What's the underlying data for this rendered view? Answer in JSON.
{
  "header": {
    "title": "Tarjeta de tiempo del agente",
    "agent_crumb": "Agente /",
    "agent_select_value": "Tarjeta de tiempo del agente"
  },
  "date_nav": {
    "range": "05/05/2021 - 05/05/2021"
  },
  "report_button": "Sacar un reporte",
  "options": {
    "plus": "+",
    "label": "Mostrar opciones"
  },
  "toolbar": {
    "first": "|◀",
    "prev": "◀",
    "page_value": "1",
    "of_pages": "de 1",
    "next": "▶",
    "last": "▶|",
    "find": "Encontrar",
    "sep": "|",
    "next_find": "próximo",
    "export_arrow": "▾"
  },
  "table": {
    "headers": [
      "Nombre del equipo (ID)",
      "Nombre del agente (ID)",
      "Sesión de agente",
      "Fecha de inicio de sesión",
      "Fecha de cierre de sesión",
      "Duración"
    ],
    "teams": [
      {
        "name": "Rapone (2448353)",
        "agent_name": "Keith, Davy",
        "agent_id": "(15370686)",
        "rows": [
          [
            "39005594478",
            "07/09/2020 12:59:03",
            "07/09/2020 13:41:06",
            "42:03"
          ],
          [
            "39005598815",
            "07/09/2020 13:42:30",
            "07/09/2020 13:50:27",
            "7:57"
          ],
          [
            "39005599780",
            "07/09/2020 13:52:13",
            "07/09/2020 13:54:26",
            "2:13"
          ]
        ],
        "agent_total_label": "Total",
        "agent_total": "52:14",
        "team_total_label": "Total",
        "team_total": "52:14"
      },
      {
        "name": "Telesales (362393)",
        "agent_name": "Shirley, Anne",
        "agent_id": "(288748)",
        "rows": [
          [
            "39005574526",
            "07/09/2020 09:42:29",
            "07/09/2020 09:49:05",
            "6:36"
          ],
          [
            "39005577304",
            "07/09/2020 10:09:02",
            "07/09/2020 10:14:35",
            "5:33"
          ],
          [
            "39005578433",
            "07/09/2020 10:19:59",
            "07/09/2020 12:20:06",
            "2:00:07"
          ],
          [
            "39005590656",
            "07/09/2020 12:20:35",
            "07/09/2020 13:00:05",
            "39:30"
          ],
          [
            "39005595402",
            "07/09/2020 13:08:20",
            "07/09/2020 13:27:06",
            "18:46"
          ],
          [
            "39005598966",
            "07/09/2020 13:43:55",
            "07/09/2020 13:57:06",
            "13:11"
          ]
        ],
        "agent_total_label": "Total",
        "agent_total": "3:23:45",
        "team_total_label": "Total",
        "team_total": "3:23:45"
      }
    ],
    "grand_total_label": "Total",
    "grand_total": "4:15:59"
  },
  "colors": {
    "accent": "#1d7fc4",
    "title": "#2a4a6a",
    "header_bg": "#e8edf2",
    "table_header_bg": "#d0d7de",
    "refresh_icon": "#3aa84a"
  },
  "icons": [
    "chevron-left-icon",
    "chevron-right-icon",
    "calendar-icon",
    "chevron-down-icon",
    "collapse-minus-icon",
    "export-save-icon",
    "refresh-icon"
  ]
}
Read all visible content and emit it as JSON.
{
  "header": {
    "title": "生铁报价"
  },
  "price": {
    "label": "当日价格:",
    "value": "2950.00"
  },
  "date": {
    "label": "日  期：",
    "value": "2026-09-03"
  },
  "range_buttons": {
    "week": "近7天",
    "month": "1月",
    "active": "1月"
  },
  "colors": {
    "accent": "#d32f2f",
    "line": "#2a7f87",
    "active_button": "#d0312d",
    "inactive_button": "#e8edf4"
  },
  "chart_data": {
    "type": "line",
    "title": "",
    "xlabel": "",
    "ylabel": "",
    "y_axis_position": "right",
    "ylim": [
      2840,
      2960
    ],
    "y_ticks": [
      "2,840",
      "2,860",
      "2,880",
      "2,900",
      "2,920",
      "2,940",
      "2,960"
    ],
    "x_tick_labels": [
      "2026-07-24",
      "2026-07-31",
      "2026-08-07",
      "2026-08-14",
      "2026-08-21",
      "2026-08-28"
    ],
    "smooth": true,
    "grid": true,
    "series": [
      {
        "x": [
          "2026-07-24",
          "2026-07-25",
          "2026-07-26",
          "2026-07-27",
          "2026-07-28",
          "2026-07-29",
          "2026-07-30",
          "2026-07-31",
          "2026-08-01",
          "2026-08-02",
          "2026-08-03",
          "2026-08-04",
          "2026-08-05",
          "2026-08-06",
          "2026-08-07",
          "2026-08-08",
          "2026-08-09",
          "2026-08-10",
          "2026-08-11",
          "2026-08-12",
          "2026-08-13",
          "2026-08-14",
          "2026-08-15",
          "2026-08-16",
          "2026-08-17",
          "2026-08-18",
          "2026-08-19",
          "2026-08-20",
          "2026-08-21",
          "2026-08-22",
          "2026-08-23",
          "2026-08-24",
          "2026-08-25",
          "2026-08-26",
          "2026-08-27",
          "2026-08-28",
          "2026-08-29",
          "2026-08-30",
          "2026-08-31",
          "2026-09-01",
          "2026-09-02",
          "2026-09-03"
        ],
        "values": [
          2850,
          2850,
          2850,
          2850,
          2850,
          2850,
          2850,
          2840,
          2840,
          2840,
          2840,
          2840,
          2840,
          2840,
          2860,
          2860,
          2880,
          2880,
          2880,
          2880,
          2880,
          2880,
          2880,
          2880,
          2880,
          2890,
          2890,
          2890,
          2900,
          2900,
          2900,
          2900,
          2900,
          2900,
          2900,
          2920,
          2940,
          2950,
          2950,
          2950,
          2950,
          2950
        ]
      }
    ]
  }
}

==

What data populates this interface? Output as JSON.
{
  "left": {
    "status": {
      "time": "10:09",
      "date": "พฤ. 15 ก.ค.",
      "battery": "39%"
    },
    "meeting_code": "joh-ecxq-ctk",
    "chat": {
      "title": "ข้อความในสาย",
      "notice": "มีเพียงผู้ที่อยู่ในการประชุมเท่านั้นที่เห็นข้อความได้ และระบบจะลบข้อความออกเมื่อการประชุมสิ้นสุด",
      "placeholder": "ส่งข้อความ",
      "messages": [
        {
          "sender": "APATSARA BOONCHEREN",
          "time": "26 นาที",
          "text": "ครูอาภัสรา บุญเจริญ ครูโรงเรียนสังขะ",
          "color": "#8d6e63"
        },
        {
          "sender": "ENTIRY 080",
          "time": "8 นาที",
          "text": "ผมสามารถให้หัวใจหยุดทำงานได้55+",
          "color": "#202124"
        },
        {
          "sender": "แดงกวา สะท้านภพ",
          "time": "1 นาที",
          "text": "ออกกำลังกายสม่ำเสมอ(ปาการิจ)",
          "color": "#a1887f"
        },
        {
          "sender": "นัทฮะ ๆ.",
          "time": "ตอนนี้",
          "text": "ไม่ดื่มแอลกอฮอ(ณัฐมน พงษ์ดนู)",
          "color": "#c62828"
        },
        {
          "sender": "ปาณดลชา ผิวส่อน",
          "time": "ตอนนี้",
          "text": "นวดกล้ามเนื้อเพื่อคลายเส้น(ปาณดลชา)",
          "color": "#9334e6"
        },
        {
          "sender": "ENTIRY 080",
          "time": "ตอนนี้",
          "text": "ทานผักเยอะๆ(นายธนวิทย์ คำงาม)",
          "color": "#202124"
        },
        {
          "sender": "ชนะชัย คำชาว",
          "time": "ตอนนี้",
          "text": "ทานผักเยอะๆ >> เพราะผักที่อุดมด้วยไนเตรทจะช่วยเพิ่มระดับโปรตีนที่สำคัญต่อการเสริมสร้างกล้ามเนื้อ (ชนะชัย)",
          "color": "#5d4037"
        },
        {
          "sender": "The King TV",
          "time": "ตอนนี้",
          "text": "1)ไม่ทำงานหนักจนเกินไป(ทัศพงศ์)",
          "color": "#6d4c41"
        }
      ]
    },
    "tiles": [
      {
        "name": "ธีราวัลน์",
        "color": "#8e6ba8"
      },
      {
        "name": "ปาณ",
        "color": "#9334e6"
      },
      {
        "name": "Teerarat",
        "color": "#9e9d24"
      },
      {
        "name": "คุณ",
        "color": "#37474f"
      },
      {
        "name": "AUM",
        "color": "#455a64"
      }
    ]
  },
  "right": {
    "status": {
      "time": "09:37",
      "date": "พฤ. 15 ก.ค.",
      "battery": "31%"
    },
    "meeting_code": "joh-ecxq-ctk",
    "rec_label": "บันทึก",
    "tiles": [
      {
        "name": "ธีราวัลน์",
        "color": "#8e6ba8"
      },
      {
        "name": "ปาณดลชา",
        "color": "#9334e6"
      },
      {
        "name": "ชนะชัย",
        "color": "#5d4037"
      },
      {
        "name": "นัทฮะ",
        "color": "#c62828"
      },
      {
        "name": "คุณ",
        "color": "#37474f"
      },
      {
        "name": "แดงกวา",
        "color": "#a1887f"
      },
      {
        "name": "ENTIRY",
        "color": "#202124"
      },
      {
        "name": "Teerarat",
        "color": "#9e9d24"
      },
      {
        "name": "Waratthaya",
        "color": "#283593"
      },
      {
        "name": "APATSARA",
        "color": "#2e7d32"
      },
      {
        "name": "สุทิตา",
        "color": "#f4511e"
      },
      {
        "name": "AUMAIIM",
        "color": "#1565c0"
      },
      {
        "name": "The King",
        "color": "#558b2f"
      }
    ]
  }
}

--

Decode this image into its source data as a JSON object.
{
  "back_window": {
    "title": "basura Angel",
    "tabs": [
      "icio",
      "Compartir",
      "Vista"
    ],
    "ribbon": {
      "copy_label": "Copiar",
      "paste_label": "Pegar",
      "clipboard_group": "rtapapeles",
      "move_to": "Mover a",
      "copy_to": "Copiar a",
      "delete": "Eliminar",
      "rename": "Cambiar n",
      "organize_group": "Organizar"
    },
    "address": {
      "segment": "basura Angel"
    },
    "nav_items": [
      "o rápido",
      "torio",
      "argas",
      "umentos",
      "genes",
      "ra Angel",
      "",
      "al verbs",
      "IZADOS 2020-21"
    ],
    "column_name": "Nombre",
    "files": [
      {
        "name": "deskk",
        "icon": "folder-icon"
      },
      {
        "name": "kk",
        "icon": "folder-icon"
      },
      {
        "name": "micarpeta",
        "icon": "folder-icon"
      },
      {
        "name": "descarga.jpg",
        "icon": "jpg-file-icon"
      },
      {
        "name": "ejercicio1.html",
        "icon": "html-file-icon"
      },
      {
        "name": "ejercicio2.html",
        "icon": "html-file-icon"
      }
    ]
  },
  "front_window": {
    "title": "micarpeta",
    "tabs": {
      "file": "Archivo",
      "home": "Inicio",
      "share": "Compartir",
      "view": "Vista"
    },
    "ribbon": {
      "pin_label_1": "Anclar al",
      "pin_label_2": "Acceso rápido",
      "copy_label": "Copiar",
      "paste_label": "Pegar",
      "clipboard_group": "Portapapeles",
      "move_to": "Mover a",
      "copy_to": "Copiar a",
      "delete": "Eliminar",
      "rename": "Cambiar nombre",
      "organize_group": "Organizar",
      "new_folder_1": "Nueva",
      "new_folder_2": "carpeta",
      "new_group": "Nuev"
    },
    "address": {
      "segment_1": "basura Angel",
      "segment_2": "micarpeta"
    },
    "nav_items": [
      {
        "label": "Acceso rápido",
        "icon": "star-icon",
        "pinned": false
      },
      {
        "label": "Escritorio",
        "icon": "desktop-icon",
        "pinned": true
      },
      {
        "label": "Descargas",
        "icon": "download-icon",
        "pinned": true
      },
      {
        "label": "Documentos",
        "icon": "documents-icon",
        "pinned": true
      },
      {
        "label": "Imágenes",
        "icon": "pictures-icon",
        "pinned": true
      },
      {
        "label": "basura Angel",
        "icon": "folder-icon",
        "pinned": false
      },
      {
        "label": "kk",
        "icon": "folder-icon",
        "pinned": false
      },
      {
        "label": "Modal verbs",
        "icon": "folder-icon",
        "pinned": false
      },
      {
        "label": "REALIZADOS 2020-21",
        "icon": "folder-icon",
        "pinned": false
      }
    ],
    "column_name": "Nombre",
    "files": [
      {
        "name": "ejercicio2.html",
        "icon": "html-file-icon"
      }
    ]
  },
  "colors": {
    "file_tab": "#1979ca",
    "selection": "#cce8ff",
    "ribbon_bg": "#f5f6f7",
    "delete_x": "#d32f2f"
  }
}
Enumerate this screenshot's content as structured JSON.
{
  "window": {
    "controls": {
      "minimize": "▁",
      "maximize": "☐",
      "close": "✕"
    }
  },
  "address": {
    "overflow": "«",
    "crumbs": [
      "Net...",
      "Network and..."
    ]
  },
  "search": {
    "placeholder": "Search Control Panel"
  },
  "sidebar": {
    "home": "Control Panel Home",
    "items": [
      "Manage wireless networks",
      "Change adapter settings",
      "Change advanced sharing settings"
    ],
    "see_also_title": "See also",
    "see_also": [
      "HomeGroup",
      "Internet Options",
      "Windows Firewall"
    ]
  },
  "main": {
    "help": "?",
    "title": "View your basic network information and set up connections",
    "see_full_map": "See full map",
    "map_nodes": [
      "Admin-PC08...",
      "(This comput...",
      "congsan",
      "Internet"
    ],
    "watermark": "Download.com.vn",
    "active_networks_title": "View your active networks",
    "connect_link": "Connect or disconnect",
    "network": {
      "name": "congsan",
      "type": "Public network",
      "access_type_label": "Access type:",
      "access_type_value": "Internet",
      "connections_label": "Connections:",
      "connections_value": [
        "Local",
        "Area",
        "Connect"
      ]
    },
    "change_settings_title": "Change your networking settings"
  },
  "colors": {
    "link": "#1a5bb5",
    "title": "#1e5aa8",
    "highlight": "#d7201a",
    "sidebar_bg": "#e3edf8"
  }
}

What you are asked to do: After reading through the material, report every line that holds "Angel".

Answer:
    "title": "basura Angel",
      "segment": "basura Angel"
      "ra Angel",
      "segment_1": "basura Angel",
        "label": "basura Angel",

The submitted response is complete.